■ **Exercise description**
Your task is to gather the lines below that hold the string "icon".

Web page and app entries
# # # # #
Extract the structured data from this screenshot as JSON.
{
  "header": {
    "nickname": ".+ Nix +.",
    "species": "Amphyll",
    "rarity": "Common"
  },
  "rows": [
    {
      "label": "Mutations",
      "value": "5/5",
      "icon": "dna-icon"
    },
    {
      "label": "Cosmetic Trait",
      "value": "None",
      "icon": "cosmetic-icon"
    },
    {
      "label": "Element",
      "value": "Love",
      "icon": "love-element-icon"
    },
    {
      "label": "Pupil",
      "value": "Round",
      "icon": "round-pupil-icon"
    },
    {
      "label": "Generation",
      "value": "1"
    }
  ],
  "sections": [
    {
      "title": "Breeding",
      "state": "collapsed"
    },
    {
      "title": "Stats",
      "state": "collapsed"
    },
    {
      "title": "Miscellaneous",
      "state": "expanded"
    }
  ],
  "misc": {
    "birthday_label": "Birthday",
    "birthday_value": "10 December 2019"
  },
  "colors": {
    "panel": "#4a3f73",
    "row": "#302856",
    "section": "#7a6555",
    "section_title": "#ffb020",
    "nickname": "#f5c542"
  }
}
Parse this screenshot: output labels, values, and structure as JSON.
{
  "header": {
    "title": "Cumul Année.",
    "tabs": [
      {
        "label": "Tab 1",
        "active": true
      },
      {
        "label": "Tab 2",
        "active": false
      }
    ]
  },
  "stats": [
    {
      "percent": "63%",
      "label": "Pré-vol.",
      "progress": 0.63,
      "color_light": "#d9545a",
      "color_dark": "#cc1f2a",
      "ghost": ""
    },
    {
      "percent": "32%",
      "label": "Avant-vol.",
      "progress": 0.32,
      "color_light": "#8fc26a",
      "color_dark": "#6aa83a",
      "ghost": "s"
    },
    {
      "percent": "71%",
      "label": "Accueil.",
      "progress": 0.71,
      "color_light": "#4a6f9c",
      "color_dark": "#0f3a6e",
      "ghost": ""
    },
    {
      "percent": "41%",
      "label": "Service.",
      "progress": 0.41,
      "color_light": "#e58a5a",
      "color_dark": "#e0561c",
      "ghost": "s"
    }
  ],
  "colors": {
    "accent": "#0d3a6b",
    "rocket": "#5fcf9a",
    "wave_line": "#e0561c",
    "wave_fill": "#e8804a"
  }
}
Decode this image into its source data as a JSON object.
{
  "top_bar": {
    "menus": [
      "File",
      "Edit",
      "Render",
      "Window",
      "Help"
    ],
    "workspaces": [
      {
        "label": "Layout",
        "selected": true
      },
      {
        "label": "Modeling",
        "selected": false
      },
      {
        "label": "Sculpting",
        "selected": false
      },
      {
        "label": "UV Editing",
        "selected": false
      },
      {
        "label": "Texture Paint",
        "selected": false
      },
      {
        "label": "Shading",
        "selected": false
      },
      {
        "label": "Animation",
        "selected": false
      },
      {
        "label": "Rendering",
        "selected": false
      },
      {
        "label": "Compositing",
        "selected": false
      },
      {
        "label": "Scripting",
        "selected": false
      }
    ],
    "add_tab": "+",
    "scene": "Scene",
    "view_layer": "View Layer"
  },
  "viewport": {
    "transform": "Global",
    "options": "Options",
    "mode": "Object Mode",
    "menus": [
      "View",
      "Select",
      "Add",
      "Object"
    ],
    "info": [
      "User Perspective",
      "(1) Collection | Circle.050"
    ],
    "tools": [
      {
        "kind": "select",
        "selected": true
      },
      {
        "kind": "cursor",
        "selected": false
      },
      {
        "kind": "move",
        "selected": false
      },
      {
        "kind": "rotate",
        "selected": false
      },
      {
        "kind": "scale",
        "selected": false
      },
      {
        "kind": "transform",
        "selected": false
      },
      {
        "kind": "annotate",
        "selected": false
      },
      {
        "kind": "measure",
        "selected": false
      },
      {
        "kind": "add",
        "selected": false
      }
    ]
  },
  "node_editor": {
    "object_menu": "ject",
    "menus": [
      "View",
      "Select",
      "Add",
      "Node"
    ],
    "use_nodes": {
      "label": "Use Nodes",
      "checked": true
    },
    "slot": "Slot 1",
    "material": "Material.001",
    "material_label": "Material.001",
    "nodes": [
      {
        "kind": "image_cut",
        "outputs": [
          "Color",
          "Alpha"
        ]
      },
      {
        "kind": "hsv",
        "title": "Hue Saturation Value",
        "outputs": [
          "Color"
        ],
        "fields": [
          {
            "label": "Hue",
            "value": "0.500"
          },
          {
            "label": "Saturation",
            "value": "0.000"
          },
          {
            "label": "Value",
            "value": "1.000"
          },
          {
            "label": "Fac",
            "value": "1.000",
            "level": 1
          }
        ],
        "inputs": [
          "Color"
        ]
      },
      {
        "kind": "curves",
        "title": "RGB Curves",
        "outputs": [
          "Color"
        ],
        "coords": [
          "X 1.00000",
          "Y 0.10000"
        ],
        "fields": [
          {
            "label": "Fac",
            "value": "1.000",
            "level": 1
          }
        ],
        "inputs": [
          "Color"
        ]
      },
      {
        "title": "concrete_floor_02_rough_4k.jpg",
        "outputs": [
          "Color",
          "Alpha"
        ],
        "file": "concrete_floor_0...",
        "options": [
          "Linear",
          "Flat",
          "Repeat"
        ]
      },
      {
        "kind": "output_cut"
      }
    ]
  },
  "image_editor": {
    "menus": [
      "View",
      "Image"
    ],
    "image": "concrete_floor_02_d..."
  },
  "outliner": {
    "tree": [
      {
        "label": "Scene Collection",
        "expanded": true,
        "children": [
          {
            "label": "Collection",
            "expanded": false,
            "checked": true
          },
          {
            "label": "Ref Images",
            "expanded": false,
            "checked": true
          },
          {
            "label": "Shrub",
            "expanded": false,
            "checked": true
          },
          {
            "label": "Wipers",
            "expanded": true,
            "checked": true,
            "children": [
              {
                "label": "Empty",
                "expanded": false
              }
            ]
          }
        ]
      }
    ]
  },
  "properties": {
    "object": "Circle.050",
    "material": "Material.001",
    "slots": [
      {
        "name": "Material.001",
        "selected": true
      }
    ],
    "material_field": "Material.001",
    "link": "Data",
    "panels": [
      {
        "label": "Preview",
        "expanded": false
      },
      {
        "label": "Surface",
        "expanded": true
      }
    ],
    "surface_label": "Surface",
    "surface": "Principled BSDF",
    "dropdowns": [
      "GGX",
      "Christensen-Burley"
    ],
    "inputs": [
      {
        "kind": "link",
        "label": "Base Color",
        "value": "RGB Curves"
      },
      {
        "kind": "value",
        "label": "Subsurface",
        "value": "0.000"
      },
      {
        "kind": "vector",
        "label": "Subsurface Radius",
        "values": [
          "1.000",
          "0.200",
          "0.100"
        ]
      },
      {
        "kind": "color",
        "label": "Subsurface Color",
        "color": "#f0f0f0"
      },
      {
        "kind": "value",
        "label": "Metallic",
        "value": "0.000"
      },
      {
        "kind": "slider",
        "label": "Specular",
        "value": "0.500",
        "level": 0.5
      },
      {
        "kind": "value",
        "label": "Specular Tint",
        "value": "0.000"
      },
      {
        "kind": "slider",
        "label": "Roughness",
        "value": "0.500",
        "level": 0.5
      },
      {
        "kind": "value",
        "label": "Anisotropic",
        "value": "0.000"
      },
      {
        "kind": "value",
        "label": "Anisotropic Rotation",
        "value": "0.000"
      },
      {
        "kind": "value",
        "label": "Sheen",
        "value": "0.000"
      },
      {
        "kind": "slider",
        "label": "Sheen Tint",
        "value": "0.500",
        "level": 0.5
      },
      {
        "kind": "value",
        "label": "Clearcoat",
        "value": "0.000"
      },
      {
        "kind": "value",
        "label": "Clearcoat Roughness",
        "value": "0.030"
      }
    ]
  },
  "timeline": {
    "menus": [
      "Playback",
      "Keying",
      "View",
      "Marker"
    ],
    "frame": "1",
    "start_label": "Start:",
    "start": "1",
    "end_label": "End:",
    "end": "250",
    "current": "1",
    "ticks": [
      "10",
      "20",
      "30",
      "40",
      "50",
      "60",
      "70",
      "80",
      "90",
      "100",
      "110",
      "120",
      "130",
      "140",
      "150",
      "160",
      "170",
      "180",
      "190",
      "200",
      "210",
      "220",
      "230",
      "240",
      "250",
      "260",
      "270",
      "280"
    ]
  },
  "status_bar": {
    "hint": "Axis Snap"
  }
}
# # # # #
■ **Result of the task**
      "icon": "dna-icon"
      "icon": "cosmetic-icon"
      "icon": "love-element-icon"
      "icon": "round-pupil-icon"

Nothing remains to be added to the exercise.